All of the deep play from our defenders frees up our attack to move around the top of the box and stretch the DCU defense. The ability of Davis, Clark, and Boniek to pass, hold the ball, and give Barnes and Bruin space to make runs really emphasizes how critical they were when the Dynamo were slumping in their absences. Even more, Davis and Boniek have practically mirrored movement. That versatility not only gives defenses fits, but really highlights excellent team play to cover each other.

Clarkcomparisons

Finally, our central midfield is much more organized than in the past. On Sunday, Garrido does a great job of staying off Clark's left side and letting him have time on the ball. At the same time, Clark doesn't get too deep on the right side of play and Garrido can claim that zone. Compare this to Clark and Creavalle during the Dynamo's July 17th match versus Toronto FC (Creavalle's last in a Dynamo uniform) where the two positions overlap entirely, begging for miscommunication and zonal errors (that game ended 2-2).

How They Did It

In our preview, we thought we knew where DC's strengths lay. Left Midfielder Chris Rolfe has been actively dangerous and able to spring Eddie Johnson and Luis Silva easily the last few weeks. On Sunday night, this was not the case.

Rolfe and DC's left-back Taylor Kemp were shut down by newcomer Beasley and crazy in-form Brad Davis. As a result, Rolfe barely saw the ball and DC were forced to use Sean Franklin and Lewis Neal, flowing the attack on the right side. Even then, Kofi and Boniek were quick to meet them and Neal failed to advance the ball much further than Franklin's runs. Instead, DC possession ended up stuck and a toe-poke away from switching to Houston.

That central midfield issue highlighted above with Clark and Creavalle? DC's Davy Arnaud and Perry Kitchen ran into the same issue and ended up overlapping their positions all night. Without focus in the center of the pitch, the failing flanks for DC have nowhere to go and turnovers become inevitable. Ricardo Clark, without much pressure from the DC central defense, is able to help push the ball forward, breaking Bruin and Barnes into the box.

No midfield organization also means that the much-maligned Eddie Johnson and Luis Silva push further into midfield to help free the ball. The two end up captive to the midfield and unable to push forward into the box. This situation is the same that Will Bruin and Giles Barnes found themselves played into earlier in the year with missing personnel. Without the ball movement of Davis, Clark, and Boniek, the striker pair are stranded and forced to meet the ball in the middle rather than receive it.

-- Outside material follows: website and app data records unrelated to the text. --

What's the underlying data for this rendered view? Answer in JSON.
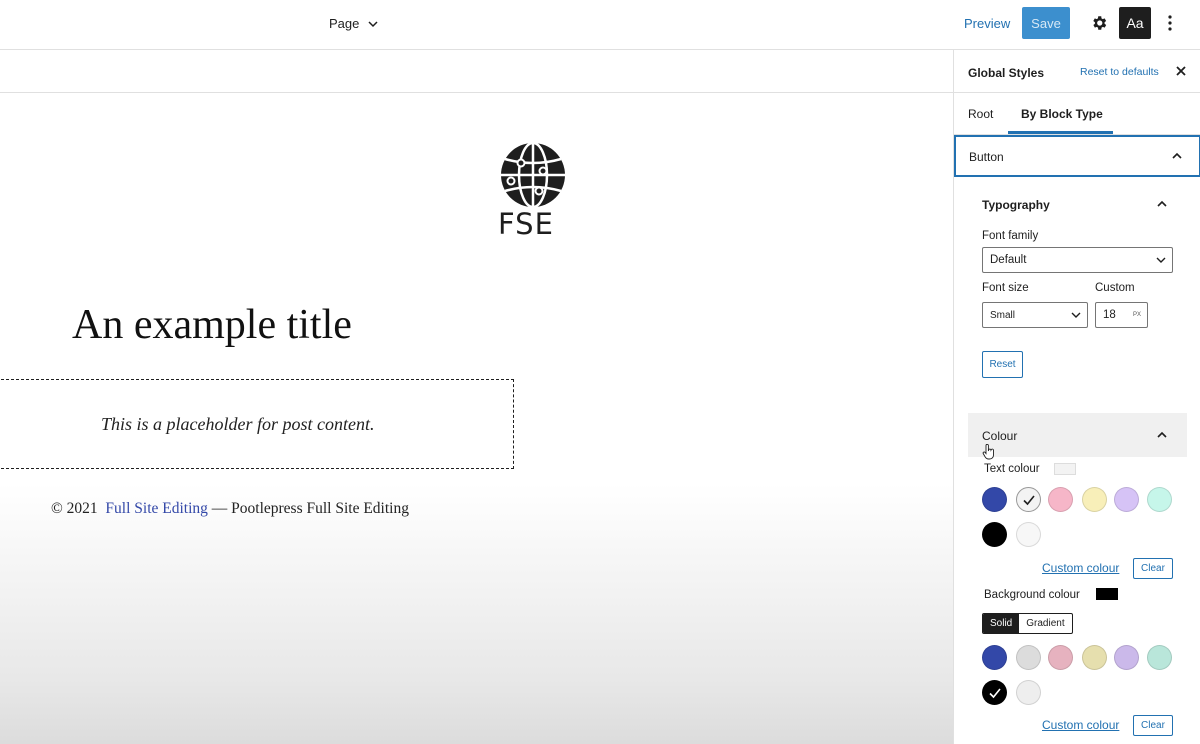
{
  "topbar": {
    "page_label": "Page",
    "preview_label": "Preview",
    "save_label": "Save",
    "styles_button_label": "Aa"
  },
  "canvas": {
    "logo_text": "FSE",
    "title": "An example title",
    "post_placeholder": "This is a placeholder for post content.",
    "footer": {
      "copyright": "© 2021",
      "site_link": "Full Site Editing",
      "tagline": "— Pootlepress Full Site Editing"
    }
  },
  "sidebar": {
    "title": "Global Styles",
    "reset_label": "Reset to defaults",
    "tabs": [
      {
        "label": "Root",
        "active": false
      },
      {
        "label": "By Block Type",
        "active": true
      }
    ],
    "block_panel_title": "Button",
    "typography": {
      "title": "Typography",
      "font_family_label": "Font family",
      "font_family_value": "Default",
      "font_size_label": "Font size",
      "font_size_value": "Small",
      "custom_label": "Custom",
      "custom_value": "18",
      "custom_unit": "PX",
      "reset_label": "Reset"
    },
    "colour": {
      "title": "Colour",
      "text_colour_label": "Text colour",
      "text_colour_value": "#f3f3f3",
      "text_palette": [
        {
          "color": "#3348a8",
          "selected": false
        },
        {
          "color": "#f3f3f3",
          "selected": true
        },
        {
          "color": "#f6b6c8",
          "selected": false
        },
        {
          "color": "#f8efb9",
          "selected": false
        },
        {
          "color": "#d6c3f6",
          "selected": false
        },
        {
          "color": "#c6f6ea",
          "selected": false
        },
        {
          "color": "#000000",
          "selected": false
        },
        {
          "color": "#f7f7f7",
          "selected": false
        }
      ],
      "custom_colour_label": "Custom colour",
      "clear_label": "Clear",
      "background_colour_label": "Background colour",
      "background_colour_value": "#000000",
      "solid_label": "Solid",
      "gradient_label": "Gradient",
      "background_palette": [
        {
          "color": "#3348a8",
          "selected": false
        },
        {
          "color": "#dcdcdc",
          "selected": false
        },
        {
          "color": "#e6b2bf",
          "selected": false
        },
        {
          "color": "#e6dfae",
          "selected": false
        },
        {
          "color": "#cbb9ea",
          "selected": false
        },
        {
          "color": "#b9e6da",
          "selected": false
        },
        {
          "color": "#000000",
          "selected": true
        },
        {
          "color": "#eeeeee",
          "selected": false
        }
      ]
    }
  }
}
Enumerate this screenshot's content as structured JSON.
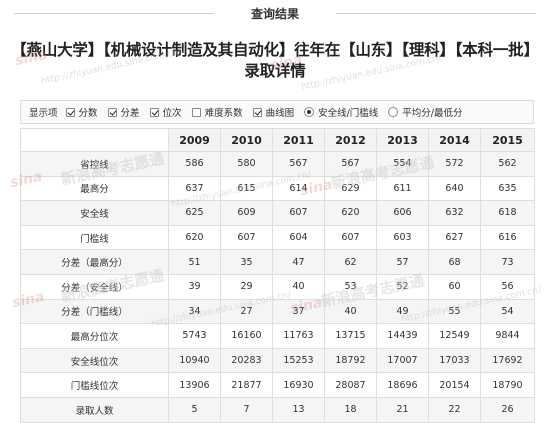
{
  "header": {
    "title": "查询结果",
    "headline": "【燕山大学】【机械设计制造及其自动化】往年在【山东】【理科】【本科一批】录取详情"
  },
  "options": {
    "lead": "显示项",
    "checkboxes": [
      {
        "label": "分数",
        "checked": true
      },
      {
        "label": "分差",
        "checked": true
      },
      {
        "label": "位次",
        "checked": true
      },
      {
        "label": "难度系数",
        "checked": false
      },
      {
        "label": "曲线图",
        "checked": true
      }
    ],
    "radios": [
      {
        "label": "安全线/门槛线",
        "selected": true
      },
      {
        "label": "平均分/最低分",
        "selected": false
      }
    ]
  },
  "table": {
    "years": [
      "2009",
      "2010",
      "2011",
      "2012",
      "2013",
      "2014",
      "2015"
    ],
    "rows": [
      {
        "label": "省控线",
        "values": [
          "586",
          "580",
          "567",
          "567",
          "554",
          "572",
          "562"
        ]
      },
      {
        "label": "最高分",
        "values": [
          "637",
          "615",
          "614",
          "629",
          "611",
          "640",
          "635"
        ]
      },
      {
        "label": "安全线",
        "values": [
          "625",
          "609",
          "607",
          "620",
          "606",
          "632",
          "618"
        ]
      },
      {
        "label": "门槛线",
        "values": [
          "620",
          "607",
          "604",
          "607",
          "603",
          "627",
          "616"
        ]
      },
      {
        "label": "分差（最高分）",
        "values": [
          "51",
          "35",
          "47",
          "62",
          "57",
          "68",
          "73"
        ]
      },
      {
        "label": "分差（安全线）",
        "values": [
          "39",
          "29",
          "40",
          "53",
          "52",
          "60",
          "56"
        ]
      },
      {
        "label": "分差（门槛线）",
        "values": [
          "34",
          "27",
          "37",
          "40",
          "49",
          "55",
          "54"
        ]
      },
      {
        "label": "最高分位次",
        "values": [
          "5743",
          "16160",
          "11763",
          "13715",
          "14439",
          "12549",
          "9844"
        ]
      },
      {
        "label": "安全线位次",
        "values": [
          "10940",
          "20283",
          "15253",
          "18792",
          "17007",
          "17033",
          "17692"
        ]
      },
      {
        "label": "门槛线位次",
        "values": [
          "13906",
          "21877",
          "16930",
          "28087",
          "18696",
          "20154",
          "18790"
        ]
      },
      {
        "label": "录取人数",
        "values": [
          "5",
          "7",
          "13",
          "18",
          "21",
          "22",
          "26"
        ]
      }
    ]
  },
  "watermark": {
    "brand": "新浪高考志愿通",
    "logo": "sina",
    "url": "http://zhiyuan.edu.sina.com.cn/"
  }
}
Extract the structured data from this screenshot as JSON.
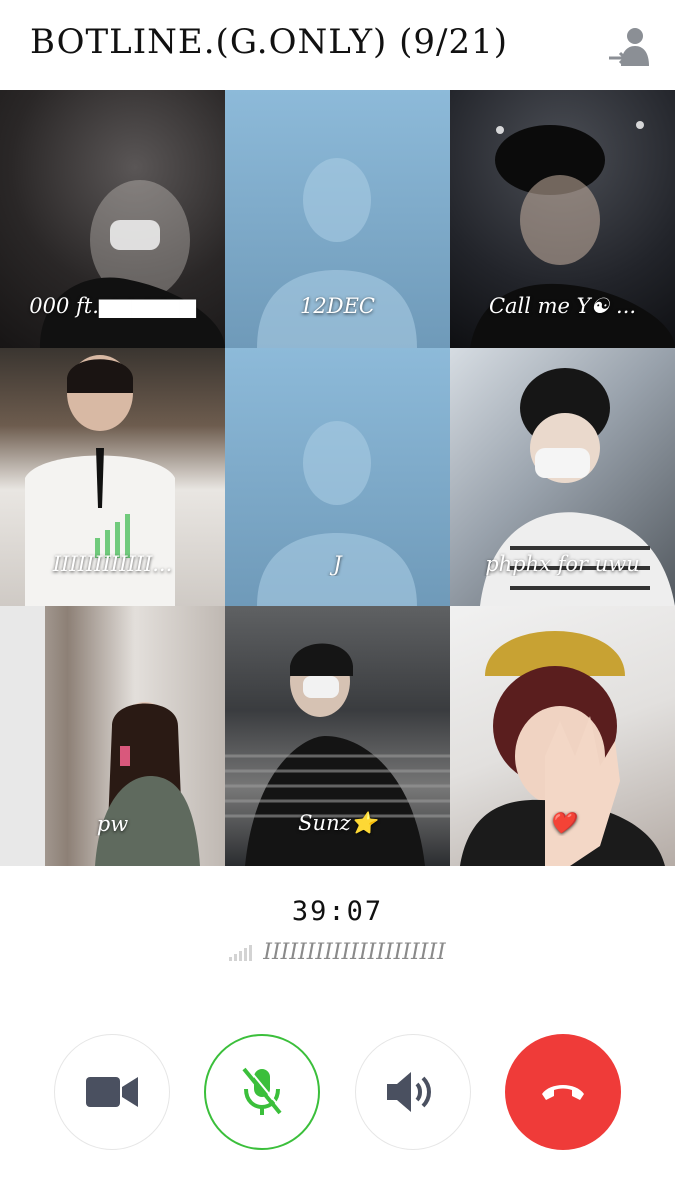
{
  "header": {
    "title": "BOTLINE.(G.ONLY) (9/21)",
    "action_icon": "exit-user-icon"
  },
  "participants": [
    {
      "label": "000 ft.▆▆▆▆▆▆"
    },
    {
      "label": "12DEC"
    },
    {
      "label": "Call me Y☯ ..."
    },
    {
      "label": "IIIIIIIIIIII..."
    },
    {
      "label": "J"
    },
    {
      "label": "phphx for uwu"
    },
    {
      "label": "pw"
    },
    {
      "label": "Sunz⭐"
    },
    {
      "label": "❤️"
    }
  ],
  "call": {
    "timer": "39:07",
    "speaker": "IIIIIIIIIIIIIIIIIIIII"
  },
  "controls": {
    "video_icon": "video-camera-icon",
    "mic_icon": "mic-muted-icon",
    "speaker_icon": "speaker-icon",
    "end_icon": "end-call-icon"
  },
  "colors": {
    "mic_active": "#3bbf3b",
    "end_call": "#ef3b39",
    "icon_gray": "#4a5060",
    "placeholder_bg": "#8dbad9"
  }
}
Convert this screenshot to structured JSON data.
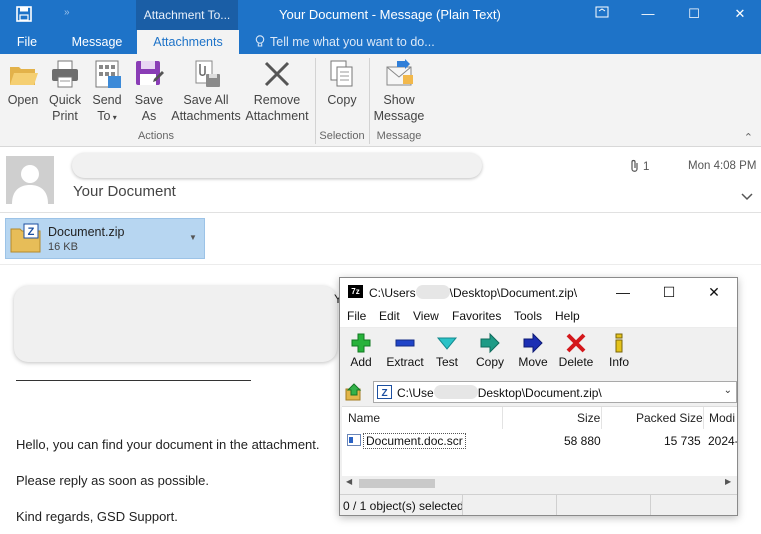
{
  "outlook": {
    "context_tab": "Attachment To...",
    "window_title": "Your Document  -  Message (Plain Text)",
    "tabs": {
      "file": "File",
      "message": "Message",
      "attachments": "Attachments"
    },
    "tell_me": "Tell me what you want to do...",
    "ribbon": {
      "open": "Open",
      "quick_print_1": "Quick",
      "quick_print_2": "Print",
      "send_to_1": "Send",
      "send_to_2": "To",
      "save_as_1": "Save",
      "save_as_2": "As",
      "save_all_1": "Save All",
      "save_all_2": "Attachments",
      "remove_1": "Remove",
      "remove_2": "Attachment",
      "copy": "Copy",
      "show_msg_1": "Show",
      "show_msg_2": "Message",
      "groups": {
        "actions": "Actions",
        "selection": "Selection",
        "message": "Message"
      }
    },
    "header": {
      "subject": "Your Document",
      "attachment_count": "1",
      "time": "Mon 4:08 PM"
    },
    "attachment": {
      "name": "Document.zip",
      "size": "16 KB"
    },
    "body": {
      "line1": "Hello, you can find your document in the attachment.",
      "line2": "Please reply as soon as possible.",
      "line3": "Kind regards, GSD Support."
    }
  },
  "sevenzip": {
    "title_prefix": "C:\\Users",
    "title_suffix": "\\Desktop\\Document.zip\\",
    "menu": [
      "File",
      "Edit",
      "View",
      "Favorites",
      "Tools",
      "Help"
    ],
    "toolbar": {
      "add": "Add",
      "extract": "Extract",
      "test": "Test",
      "copy": "Copy",
      "move": "Move",
      "delete": "Delete",
      "info": "Info"
    },
    "address_prefix": "C:\\Use",
    "address_suffix": "Desktop\\Document.zip\\",
    "columns": {
      "name": "Name",
      "size": "Size",
      "packed": "Packed Size",
      "modified": "Modi"
    },
    "row": {
      "name": "Document.doc.scr",
      "size": "58 880",
      "packed": "15 735",
      "modified": "2024-"
    },
    "status": "0 / 1 object(s) selected"
  },
  "colors": {
    "outlook_blue": "#1e73c8",
    "selection_blue": "#b7d6f1"
  }
}
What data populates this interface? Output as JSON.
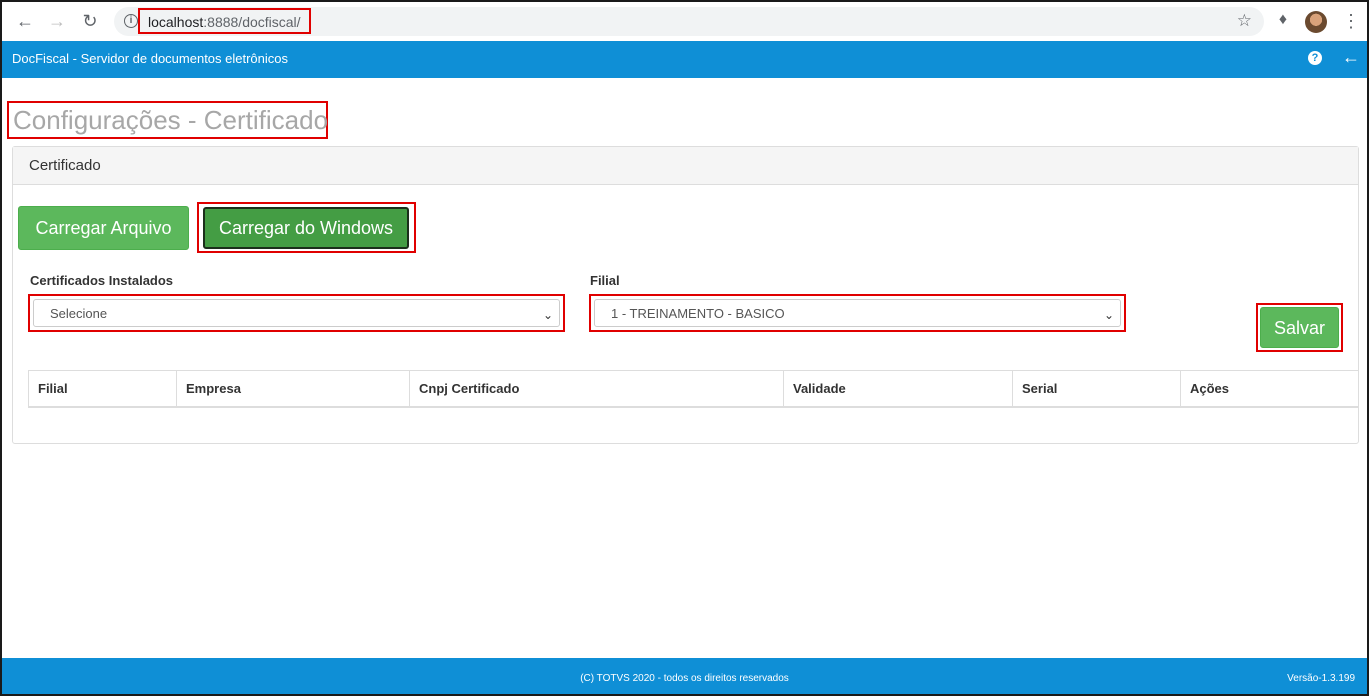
{
  "browser": {
    "url_host": "localhost",
    "url_path": ":8888/docfiscal/"
  },
  "app": {
    "title": "DocFiscal - Servidor de documentos eletrônicos"
  },
  "page": {
    "title": "Configurações - Certificado"
  },
  "panel": {
    "heading": "Certificado",
    "load_file_label": "Carregar Arquivo",
    "load_windows_label": "Carregar do Windows",
    "installed_label": "Certificados Instalados",
    "installed_value": "Selecione",
    "branch_label": "Filial",
    "branch_value": "1 - TREINAMENTO - BASICO",
    "save_label": "Salvar"
  },
  "table": {
    "columns": [
      "Filial",
      "Empresa",
      "Cnpj Certificado",
      "Validade",
      "Serial",
      "Ações"
    ]
  },
  "footer": {
    "copyright": "(C) TOTVS 2020 - todos os direitos reservados",
    "version": "Versão-1.3.199"
  },
  "colors": {
    "brand_blue": "#0f8fd6",
    "success_green": "#5cb85c",
    "highlight_red": "#e00000"
  }
}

Ultimately, the stats tell a story of a flustered DC side, unable to cope with the reinvigorated, hard-nosed Dynamo. Chris Rolfe was rendered irrelevant and the Dynamo were able to have their way with possession. Thanks to impressive team organization, the Dynamo players were able to spread out and enjoy total field control for one of the first (and hopefully not the last) times this year.